- Idaho Superintendent of Public Instruction Sherri Ybarra
According to the AP, Ybarra nixed the overhaul after getting feedback from a number of Idaho district school superintendents, and would instead keep the department's current model, known as the Charlotte Danielson system.
Kimberlee Kruesi, of the Associated Press, reports internal emails obtained by the news agency showed "Ybarra and her executive staffers were working closely with McRel International to build a new system for several months in 2016" and began drafting a contract for the company in the weeks after the audit was finished.
The McRel audit concluded nearly every Idaho public school teacher evaluation failed to meet state guidelines.
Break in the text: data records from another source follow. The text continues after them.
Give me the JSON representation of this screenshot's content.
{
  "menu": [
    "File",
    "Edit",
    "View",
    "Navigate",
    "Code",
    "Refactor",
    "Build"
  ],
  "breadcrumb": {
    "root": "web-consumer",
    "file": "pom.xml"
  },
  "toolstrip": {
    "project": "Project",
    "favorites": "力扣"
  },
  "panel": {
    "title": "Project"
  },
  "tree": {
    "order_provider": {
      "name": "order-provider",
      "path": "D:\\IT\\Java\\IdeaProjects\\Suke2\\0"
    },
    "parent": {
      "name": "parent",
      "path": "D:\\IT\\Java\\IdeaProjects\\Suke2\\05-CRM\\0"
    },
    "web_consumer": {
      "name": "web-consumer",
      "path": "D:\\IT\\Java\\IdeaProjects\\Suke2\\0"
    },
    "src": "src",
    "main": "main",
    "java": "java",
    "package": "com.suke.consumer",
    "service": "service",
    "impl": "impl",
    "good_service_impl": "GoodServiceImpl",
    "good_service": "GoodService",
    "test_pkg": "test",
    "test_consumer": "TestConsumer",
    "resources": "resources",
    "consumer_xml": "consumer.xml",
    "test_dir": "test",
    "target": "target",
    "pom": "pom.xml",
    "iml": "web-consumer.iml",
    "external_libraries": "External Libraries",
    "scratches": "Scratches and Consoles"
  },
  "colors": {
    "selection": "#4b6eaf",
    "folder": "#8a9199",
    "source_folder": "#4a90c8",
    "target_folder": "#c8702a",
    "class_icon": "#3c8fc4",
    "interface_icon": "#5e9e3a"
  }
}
Auditors found some school administrators "ignored laws and rules for evaluations or did not understand the evaluation system." Out of 225 evaluations audited, only three had been completed correctly.
Officials in Ybarra's office told the AP that they "didn't believe there was any conflict of interest created by working with McRel [on a possible replacement] while the audit was underway," noting that another company was also invited to submit a proposal for a new system, which was received after the audit was completed.
Teacher evaluations have become a central concern of Idaho educators, as a five-year so-called "career ladder" system approved by the Idaho Legislature in 2015 will make evaluation scores a factor in teacher compensation.